Listed records section start
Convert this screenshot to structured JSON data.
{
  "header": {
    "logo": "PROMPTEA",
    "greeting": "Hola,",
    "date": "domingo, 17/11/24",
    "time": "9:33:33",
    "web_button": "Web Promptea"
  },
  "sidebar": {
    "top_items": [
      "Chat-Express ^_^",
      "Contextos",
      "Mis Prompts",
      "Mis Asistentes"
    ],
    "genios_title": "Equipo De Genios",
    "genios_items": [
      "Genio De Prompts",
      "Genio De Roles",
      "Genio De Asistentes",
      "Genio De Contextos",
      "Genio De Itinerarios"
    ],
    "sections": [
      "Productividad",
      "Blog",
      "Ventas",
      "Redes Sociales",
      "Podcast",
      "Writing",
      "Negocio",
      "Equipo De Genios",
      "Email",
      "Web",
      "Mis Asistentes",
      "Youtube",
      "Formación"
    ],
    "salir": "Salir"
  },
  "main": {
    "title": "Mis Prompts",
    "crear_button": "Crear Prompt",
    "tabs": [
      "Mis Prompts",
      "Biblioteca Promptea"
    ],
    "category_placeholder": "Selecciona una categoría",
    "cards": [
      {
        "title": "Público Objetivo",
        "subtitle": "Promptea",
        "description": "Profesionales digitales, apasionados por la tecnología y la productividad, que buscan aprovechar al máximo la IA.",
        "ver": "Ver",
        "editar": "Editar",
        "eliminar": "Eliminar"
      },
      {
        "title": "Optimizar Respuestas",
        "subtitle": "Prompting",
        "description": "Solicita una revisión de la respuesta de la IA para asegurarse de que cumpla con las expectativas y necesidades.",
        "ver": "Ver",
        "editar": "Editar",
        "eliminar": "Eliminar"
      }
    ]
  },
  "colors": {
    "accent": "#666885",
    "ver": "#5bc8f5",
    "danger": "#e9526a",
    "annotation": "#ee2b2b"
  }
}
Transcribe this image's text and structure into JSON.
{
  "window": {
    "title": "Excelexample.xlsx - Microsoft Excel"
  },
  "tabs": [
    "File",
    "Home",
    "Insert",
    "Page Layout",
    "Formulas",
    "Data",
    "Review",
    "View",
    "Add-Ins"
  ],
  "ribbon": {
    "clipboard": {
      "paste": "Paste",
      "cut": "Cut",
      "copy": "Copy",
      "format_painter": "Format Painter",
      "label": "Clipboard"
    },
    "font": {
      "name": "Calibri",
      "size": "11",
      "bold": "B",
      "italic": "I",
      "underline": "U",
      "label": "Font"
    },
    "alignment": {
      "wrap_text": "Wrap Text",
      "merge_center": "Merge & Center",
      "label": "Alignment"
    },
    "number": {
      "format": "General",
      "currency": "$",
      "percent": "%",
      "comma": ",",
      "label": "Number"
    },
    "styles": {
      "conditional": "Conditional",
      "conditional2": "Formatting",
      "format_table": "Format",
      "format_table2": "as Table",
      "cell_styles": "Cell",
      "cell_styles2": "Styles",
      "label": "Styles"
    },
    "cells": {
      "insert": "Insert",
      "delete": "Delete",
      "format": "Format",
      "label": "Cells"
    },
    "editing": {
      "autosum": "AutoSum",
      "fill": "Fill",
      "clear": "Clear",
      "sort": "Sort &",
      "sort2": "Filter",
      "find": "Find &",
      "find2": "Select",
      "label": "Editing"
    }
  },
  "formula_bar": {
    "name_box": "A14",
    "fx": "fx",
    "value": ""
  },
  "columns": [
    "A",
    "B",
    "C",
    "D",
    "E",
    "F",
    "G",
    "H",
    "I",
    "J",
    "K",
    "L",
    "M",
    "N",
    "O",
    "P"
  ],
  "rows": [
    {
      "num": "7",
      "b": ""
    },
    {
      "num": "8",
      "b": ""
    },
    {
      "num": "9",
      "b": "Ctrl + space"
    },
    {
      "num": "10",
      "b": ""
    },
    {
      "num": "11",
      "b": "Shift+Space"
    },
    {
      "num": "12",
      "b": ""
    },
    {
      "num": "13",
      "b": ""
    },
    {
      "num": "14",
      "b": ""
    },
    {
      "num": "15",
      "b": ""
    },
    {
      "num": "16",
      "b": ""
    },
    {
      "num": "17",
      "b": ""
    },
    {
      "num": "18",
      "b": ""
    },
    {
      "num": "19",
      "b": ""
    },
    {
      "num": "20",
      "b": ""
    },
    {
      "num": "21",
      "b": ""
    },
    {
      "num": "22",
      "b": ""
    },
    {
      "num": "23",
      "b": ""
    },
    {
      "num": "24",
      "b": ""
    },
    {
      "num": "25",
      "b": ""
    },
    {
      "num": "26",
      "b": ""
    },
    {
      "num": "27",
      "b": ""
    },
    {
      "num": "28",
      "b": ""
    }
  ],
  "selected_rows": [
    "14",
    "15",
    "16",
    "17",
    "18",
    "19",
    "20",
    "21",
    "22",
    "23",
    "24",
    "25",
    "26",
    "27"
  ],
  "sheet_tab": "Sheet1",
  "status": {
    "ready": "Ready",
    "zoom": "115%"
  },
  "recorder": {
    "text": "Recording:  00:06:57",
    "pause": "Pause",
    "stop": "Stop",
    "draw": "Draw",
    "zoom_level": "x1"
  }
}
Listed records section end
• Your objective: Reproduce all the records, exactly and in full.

• Solution for this task:
Convert this screenshot to structured JSON data.
{
  "header": {
    "logo": "PROMPTEA",
    "greeting": "Hola,",
    "date": "domingo, 17/11/24",
    "time": "9:33:33",
    "web_button": "Web Promptea"
  },
  "sidebar": {
    "top_items": [
      "Chat-Express ^_^",
      "Contextos",
      "Mis Prompts",
      "Mis Asistentes"
    ],
    "genios_title": "Equipo De Genios",
    "genios_items": [
      "Genio De Prompts",
      "Genio De Roles",
      "Genio De Asistentes",
      "Genio De Contextos",
      "Genio De Itinerarios"
    ],
    "sections": [
      "Productividad",
      "Blog",
      "Ventas",
      "Redes Sociales",
      "Podcast",
      "Writing",
      "Negocio",
      "Equipo De Genios",
      "Email",
      "Web",
      "Mis Asistentes",
      "Youtube",
      "Formación"
    ],
    "salir": "Salir"
  },
  "main": {
    "title": "Mis Prompts",
    "crear_button": "Crear Prompt",
    "tabs": [
      "Mis Prompts",
      "Biblioteca Promptea"
    ],
    "category_placeholder": "Selecciona una categoría",
    "cards": [
      {
        "title": "Público Objetivo",
        "subtitle": "Promptea",
        "description": "Profesionales digitales, apasionados por la tecnología y la productividad, que buscan aprovechar al máximo la IA.",
        "ver": "Ver",
        "editar": "Editar",
        "eliminar": "Eliminar"
      },
      {
        "title": "Optimizar Respuestas",
        "subtitle": "Prompting",
        "description": "Solicita una revisión de la respuesta de la IA para asegurarse de que cumpla con las expectativas y necesidades.",
        "ver": "Ver",
        "editar": "Editar",
        "eliminar": "Eliminar"
      }
    ]
  },
  "colors": {
    "accent": "#666885",
    "ver": "#5bc8f5",
    "danger": "#e9526a",
    "annotation": "#ee2b2b"
  }
}
Transcribe this image's text and structure into JSON.
{
  "window": {
    "title": "Excelexample.xlsx - Microsoft Excel"
  },
  "tabs": [
    "File",
    "Home",
    "Insert",
    "Page Layout",
    "Formulas",
    "Data",
    "Review",
    "View",
    "Add-Ins"
  ],
  "ribbon": {
    "clipboard": {
      "paste": "Paste",
      "cut": "Cut",
      "copy": "Copy",
      "format_painter": "Format Painter",
      "label": "Clipboard"
    },
    "font": {
      "name": "Calibri",
      "size": "11",
      "bold": "B",
      "italic": "I",
      "underline": "U",
      "label": "Font"
    },
    "alignment": {
      "wrap_text": "Wrap Text",
      "merge_center": "Merge & Center",
      "label": "Alignment"
    },
    "number": {
      "format": "General",
      "currency": "$",
      "percent": "%",
      "comma": ",",
      "label": "Number"
    },
    "styles": {
      "conditional": "Conditional",
      "conditional2": "Formatting",
      "format_table": "Format",
      "format_table2": "as Table",
      "cell_styles": "Cell",
      "cell_styles2": "Styles",
      "label": "Styles"
    },
    "cells": {
      "insert": "Insert",
      "delete": "Delete",
      "format": "Format",
      "label": "Cells"
    },
    "editing": {
      "autosum": "AutoSum",
      "fill": "Fill",
      "clear": "Clear",
      "sort": "Sort &",
      "sort2": "Filter",
      "find": "Find &",
      "find2": "Select",
      "label": "Editing"
    }
  },
  "formula_bar": {
    "name_box": "A14",
    "fx": "fx",
    "value": ""
  },
  "columns": [
    "A",
    "B",
    "C",
    "D",
    "E",
    "F",
    "G",
    "H",
    "I",
    "J",
    "K",
    "L",
    "M",
    "N",
    "O",
    "P"
  ],
  "rows": [
    {
      "num": "7",
      "b": ""
    },
    {
      "num": "8",
      "b": ""
    },
    {
      "num": "9",
      "b": "Ctrl + space"
    },
    {
      "num": "10",
      "b": ""
    },
    {
      "num": "11",
      "b": "Shift+Space"
    },
    {
      "num": "12",
      "b": ""
    },
    {
      "num": "13",
      "b": ""
    },
    {
      "num": "14",
      "b": ""
    },
    {
      "num": "15",
      "b": ""
    },
    {
      "num": "16",
      "b": ""
    },
    {
      "num": "17",
      "b": ""
    },
    {
      "num": "18",
      "b": ""
    },
    {
      "num": "19",
      "b": ""
    },
    {
      "num": "20",
      "b": ""
    },
    {
      "num": "21",
      "b": ""
    },
    {
      "num": "22",
      "b": ""
    },
    {
      "num": "23",
      "b": ""
    },
    {
      "num": "24",
      "b": ""
    },
    {
      "num": "25",
      "b": ""
    },
    {
      "num": "26",
      "b": ""
    },
    {
      "num": "27",
      "b": ""
    },
    {
      "num": "28",
      "b": ""
    }
  ],
  "selected_rows": [
    "14",
    "15",
    "16",
    "17",
    "18",
    "19",
    "20",
    "21",
    "22",
    "23",
    "24",
    "25",
    "26",
    "27"
  ],
  "sheet_tab": "Sheet1",
  "status": {
    "ready": "Ready",
    "zoom": "115%"
  },
  "recorder": {
    "text": "Recording:  00:06:57",
    "pause": "Pause",
    "stop": "Stop",
    "draw": "Draw",
    "zoom_level": "x1"
  }
}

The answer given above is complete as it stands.